== WHAT THE TASK ASKS ==
Start to finish, print the entries exactly, and carry none of the pictures over.

== DATA SUPPLIED ==
BEGIN

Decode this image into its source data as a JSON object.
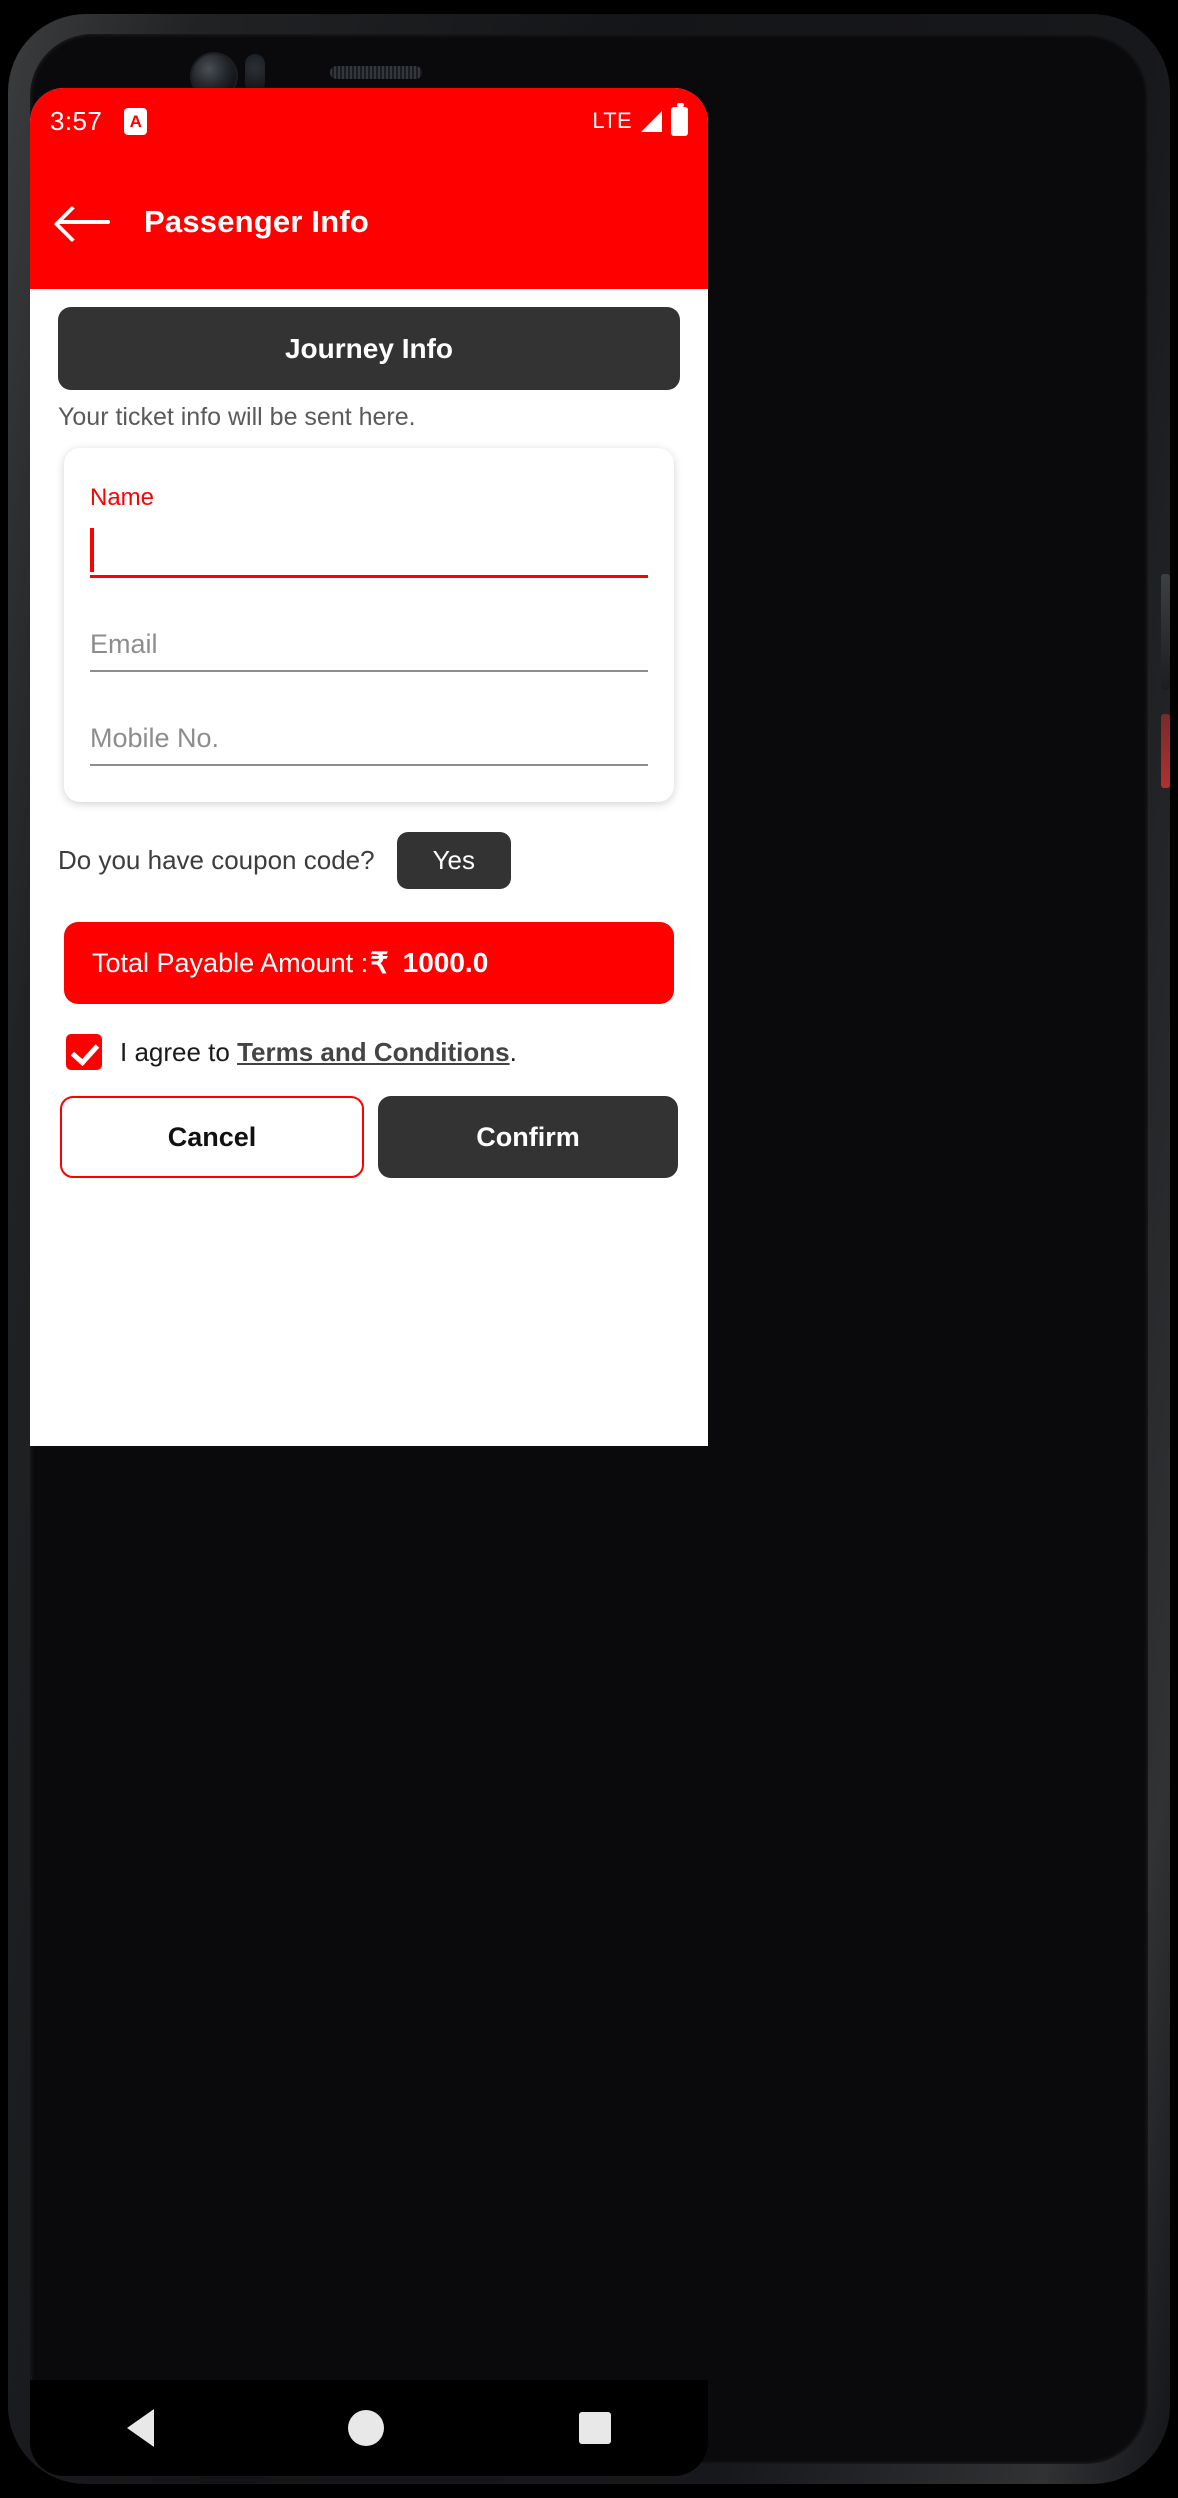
{
  "status_bar": {
    "time": "3:57",
    "app_badge": "A",
    "network": "LTE",
    "signal_icon": "signal-triangle-icon",
    "battery_icon": "battery-icon"
  },
  "app_bar": {
    "back_icon": "back-arrow-icon",
    "title": "Passenger Info"
  },
  "journey": {
    "button_label": "Journey Info"
  },
  "subtitle": "Your ticket info will be sent here.",
  "form": {
    "fields": [
      {
        "label": "Name",
        "value": "",
        "state": "focused"
      },
      {
        "placeholder": "Email",
        "value": "",
        "state": "idle"
      },
      {
        "placeholder": "Mobile No.",
        "value": "",
        "state": "idle"
      }
    ]
  },
  "coupon": {
    "question": "Do you have coupon code?",
    "yes_label": "Yes"
  },
  "total": {
    "label": "Total Payable Amount :",
    "currency": "₹",
    "amount": "1000.0"
  },
  "terms": {
    "checked": true,
    "prefix": "I agree to ",
    "link": "Terms and Conditions",
    "suffix": "."
  },
  "actions": {
    "cancel": "Cancel",
    "confirm": "Confirm"
  },
  "nav_bar": {
    "back": "nav-back-icon",
    "home": "nav-home-icon",
    "recent": "nav-recent-icon"
  },
  "colors": {
    "brand_red": "#FF0000",
    "dark_button": "#333333",
    "placeholder_gray": "#8D8D8D"
  }
}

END

== EXPECTED OUTPUT ==
Decode this image into its source data as a JSON object.
{
  "status_bar": {
    "time": "3:57",
    "app_badge": "A",
    "network": "LTE",
    "signal_icon": "signal-triangle-icon",
    "battery_icon": "battery-icon"
  },
  "app_bar": {
    "back_icon": "back-arrow-icon",
    "title": "Passenger Info"
  },
  "journey": {
    "button_label": "Journey Info"
  },
  "subtitle": "Your ticket info will be sent here.",
  "form": {
    "fields": [
      {
        "label": "Name",
        "value": "",
        "state": "focused"
      },
      {
        "placeholder": "Email",
        "value": "",
        "state": "idle"
      },
      {
        "placeholder": "Mobile No.",
        "value": "",
        "state": "idle"
      }
    ]
  },
  "coupon": {
    "question": "Do you have coupon code?",
    "yes_label": "Yes"
  },
  "total": {
    "label": "Total Payable Amount :",
    "currency": "₹",
    "amount": "1000.0"
  },
  "terms": {
    "checked": true,
    "prefix": "I agree to ",
    "link": "Terms and Conditions",
    "suffix": "."
  },
  "actions": {
    "cancel": "Cancel",
    "confirm": "Confirm"
  },
  "nav_bar": {
    "back": "nav-back-icon",
    "home": "nav-home-icon",
    "recent": "nav-recent-icon"
  },
  "colors": {
    "brand_red": "#FF0000",
    "dark_button": "#333333",
    "placeholder_gray": "#8D8D8D"
  }
}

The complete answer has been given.